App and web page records

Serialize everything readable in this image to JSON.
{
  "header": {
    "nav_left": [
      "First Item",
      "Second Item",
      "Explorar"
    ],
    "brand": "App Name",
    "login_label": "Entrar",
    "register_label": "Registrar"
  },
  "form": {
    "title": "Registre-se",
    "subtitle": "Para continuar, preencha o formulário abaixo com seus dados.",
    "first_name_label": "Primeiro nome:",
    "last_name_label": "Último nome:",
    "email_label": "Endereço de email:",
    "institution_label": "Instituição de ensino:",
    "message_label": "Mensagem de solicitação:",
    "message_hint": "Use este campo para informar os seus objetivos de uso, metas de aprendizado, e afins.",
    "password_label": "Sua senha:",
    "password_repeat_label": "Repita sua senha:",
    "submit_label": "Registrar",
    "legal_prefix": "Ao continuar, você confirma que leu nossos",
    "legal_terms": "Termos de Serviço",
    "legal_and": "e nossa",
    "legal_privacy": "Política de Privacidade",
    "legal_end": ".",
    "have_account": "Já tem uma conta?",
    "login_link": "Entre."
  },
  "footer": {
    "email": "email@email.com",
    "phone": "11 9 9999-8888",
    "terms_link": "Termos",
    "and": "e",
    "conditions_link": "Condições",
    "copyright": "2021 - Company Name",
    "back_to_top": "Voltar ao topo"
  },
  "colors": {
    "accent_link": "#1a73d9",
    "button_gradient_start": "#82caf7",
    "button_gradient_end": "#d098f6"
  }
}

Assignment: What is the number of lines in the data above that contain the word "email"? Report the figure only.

Solution for this task: 2